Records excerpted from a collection
──────
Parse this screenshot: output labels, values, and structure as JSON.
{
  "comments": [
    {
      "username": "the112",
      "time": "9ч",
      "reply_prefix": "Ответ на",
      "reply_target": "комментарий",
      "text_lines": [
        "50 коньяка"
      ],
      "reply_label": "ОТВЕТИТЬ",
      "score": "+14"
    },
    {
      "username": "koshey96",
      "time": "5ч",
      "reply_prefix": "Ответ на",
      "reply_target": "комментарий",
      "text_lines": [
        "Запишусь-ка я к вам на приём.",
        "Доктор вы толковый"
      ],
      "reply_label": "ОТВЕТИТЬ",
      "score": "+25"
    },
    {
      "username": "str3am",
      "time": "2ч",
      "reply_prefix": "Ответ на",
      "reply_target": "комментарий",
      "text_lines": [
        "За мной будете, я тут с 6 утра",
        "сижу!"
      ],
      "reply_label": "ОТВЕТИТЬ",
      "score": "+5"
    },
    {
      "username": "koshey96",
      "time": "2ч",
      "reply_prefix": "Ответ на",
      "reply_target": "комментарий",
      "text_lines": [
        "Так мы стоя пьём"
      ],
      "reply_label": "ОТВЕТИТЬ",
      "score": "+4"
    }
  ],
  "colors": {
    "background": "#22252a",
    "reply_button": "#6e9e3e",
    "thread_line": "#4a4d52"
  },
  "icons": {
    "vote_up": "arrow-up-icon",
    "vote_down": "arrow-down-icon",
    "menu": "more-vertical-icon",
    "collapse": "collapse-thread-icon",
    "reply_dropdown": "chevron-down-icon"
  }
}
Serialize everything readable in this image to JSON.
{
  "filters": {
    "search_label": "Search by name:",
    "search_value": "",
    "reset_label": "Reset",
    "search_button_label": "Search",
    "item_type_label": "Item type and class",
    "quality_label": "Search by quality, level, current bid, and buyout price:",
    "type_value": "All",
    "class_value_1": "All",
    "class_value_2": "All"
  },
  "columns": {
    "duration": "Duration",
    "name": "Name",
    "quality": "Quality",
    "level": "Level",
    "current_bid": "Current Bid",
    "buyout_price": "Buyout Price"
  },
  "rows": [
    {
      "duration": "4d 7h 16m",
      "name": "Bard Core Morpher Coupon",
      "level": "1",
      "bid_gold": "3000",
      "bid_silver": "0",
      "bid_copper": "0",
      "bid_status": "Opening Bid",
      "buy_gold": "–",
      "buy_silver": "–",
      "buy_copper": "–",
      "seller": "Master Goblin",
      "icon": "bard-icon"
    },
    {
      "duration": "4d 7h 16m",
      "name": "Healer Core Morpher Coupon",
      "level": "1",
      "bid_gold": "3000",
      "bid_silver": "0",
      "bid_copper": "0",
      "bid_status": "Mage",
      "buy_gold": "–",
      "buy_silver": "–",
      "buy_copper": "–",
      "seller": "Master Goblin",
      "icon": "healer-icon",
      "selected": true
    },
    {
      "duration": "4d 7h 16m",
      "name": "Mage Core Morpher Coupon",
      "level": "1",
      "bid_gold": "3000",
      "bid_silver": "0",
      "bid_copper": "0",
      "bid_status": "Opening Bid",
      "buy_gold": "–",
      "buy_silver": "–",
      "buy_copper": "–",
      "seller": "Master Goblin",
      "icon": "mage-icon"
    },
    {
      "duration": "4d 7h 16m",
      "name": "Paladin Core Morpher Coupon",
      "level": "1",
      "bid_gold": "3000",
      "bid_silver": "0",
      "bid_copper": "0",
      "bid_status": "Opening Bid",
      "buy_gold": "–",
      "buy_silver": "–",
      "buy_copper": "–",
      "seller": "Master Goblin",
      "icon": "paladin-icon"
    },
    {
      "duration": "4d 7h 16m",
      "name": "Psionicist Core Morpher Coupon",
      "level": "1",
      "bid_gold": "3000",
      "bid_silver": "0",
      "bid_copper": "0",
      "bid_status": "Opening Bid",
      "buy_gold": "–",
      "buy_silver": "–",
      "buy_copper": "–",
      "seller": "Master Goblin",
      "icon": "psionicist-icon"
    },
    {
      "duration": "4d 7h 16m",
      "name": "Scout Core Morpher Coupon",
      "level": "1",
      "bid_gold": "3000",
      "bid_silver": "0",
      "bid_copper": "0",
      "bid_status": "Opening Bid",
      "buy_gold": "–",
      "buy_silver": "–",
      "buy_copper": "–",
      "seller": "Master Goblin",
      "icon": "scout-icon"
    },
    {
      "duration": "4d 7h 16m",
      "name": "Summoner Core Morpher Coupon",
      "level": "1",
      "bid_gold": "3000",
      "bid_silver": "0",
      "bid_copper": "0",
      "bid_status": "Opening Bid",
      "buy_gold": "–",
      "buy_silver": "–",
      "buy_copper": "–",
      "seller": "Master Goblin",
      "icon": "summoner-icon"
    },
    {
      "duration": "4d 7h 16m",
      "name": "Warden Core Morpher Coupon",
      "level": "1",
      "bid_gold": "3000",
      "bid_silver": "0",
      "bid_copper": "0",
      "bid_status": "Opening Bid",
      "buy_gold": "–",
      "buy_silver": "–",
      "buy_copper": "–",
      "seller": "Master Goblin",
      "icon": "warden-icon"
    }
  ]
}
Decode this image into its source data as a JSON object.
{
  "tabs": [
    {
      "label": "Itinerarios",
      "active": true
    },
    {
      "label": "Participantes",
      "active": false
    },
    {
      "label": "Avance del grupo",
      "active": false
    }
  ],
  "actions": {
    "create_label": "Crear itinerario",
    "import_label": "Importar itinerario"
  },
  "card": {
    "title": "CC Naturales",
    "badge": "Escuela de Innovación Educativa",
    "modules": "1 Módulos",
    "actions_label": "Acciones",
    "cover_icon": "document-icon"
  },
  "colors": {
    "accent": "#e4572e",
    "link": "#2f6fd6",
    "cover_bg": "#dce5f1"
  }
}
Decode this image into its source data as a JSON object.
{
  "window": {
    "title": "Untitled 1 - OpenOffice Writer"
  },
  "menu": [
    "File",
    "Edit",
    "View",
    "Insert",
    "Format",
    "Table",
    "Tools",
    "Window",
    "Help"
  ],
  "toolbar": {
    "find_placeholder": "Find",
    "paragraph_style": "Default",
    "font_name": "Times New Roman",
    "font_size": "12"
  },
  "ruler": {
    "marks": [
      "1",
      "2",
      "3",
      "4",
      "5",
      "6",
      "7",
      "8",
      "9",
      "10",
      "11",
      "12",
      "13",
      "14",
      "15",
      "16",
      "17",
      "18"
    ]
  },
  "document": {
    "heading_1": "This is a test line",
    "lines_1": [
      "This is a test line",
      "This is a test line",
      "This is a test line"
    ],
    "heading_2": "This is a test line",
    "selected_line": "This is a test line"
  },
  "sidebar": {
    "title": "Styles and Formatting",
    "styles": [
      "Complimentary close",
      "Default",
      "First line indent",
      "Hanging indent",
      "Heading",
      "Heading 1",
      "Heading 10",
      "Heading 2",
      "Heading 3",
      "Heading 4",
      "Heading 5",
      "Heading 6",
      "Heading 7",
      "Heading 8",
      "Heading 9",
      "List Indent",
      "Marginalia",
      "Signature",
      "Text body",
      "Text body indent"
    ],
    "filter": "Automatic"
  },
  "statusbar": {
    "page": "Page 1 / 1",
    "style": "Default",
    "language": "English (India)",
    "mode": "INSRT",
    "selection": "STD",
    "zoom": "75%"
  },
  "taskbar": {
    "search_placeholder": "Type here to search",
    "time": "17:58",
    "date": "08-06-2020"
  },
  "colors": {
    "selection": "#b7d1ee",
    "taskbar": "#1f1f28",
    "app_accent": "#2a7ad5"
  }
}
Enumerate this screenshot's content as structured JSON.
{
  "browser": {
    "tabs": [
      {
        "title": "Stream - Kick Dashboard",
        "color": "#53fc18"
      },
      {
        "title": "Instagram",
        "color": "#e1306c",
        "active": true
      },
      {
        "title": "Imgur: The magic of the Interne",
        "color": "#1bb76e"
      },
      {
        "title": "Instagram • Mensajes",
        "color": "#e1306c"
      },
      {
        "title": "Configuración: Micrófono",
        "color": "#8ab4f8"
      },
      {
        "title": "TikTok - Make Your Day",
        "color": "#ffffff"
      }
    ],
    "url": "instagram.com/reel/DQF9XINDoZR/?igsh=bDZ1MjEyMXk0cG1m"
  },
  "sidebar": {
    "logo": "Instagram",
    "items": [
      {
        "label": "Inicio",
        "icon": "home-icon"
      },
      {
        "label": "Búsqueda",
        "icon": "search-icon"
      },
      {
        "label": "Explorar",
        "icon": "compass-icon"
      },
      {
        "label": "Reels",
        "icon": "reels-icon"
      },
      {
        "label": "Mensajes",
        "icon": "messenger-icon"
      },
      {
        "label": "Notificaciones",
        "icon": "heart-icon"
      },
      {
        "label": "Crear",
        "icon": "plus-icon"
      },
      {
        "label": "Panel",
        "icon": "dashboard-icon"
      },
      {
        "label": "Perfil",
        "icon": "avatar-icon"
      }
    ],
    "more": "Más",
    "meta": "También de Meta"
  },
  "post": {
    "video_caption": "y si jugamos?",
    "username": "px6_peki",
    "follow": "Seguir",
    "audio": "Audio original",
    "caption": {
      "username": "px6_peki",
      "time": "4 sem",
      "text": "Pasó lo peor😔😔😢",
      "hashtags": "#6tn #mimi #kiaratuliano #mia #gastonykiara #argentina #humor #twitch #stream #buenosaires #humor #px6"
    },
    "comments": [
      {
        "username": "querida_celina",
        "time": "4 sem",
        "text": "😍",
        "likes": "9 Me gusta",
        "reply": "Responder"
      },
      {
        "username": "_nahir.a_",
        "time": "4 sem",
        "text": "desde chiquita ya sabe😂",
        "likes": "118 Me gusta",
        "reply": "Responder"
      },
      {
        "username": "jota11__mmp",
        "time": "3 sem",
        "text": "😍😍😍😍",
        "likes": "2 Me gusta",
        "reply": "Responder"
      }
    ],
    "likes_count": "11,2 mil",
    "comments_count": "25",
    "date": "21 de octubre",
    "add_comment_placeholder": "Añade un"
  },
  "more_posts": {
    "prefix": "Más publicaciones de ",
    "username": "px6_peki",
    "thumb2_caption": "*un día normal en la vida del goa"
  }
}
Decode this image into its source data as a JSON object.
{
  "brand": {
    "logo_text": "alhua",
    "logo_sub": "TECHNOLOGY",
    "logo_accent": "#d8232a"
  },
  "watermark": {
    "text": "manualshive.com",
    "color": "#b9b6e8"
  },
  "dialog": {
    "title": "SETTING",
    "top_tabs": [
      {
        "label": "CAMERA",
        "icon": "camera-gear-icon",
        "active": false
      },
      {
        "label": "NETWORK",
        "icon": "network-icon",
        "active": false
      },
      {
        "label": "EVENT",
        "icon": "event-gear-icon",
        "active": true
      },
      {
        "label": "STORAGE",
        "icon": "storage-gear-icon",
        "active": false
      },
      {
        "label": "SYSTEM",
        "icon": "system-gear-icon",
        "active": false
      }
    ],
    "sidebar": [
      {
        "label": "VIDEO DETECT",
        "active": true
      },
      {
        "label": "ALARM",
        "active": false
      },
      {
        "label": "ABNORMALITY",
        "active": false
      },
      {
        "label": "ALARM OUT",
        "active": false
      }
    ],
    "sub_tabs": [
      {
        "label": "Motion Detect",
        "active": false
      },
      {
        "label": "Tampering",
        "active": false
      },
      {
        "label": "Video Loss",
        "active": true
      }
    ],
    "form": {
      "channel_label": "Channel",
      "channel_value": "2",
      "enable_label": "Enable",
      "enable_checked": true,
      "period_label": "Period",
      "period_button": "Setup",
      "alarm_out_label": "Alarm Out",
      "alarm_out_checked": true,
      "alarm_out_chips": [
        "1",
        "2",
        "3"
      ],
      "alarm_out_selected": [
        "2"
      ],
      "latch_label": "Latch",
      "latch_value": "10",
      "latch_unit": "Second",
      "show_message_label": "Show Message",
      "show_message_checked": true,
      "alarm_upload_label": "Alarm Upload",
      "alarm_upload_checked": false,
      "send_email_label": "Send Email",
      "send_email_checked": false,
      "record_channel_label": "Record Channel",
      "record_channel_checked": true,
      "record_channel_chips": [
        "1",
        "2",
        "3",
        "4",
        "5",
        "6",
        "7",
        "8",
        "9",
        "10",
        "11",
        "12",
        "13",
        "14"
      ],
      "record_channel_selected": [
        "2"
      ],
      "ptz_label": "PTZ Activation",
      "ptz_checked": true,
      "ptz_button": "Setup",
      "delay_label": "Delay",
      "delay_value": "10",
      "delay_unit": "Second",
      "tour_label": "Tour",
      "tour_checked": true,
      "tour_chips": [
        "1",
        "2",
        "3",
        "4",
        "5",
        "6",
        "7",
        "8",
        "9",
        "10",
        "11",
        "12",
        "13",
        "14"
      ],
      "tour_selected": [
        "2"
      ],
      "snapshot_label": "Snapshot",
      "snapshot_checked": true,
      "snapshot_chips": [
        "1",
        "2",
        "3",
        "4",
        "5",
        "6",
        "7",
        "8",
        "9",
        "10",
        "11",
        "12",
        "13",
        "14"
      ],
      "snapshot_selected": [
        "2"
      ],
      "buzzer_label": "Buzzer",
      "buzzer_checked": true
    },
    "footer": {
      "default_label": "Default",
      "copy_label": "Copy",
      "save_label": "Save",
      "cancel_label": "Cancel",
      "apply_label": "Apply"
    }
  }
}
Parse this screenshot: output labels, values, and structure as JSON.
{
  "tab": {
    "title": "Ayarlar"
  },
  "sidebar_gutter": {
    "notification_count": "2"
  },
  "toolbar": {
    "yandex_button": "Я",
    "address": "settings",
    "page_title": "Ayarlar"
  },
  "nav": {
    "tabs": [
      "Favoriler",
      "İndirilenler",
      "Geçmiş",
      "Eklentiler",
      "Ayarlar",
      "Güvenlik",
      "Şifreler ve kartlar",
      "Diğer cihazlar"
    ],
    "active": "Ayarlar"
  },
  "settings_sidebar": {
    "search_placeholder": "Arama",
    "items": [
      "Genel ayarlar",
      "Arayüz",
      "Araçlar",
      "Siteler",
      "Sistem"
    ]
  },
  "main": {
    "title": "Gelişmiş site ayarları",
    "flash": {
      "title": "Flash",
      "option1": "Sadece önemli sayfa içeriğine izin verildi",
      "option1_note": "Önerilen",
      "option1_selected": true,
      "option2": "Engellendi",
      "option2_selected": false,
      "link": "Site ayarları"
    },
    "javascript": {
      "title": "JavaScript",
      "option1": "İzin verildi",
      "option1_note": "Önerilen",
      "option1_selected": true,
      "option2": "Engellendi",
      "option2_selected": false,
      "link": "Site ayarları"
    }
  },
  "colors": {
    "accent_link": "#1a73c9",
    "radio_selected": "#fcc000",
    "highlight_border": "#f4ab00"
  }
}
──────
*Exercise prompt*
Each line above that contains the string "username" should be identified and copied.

*Answer to this problem*
      "username": "the112",
      "username": "koshey96",
      "username": "str3am",
      "username": "koshey96",
    "username": "px6_peki",
      "username": "px6_peki",
        "username": "querida_celina",
        "username": "_nahir.a_",
        "username": "jota11__mmp",
    "username": "px6_peki",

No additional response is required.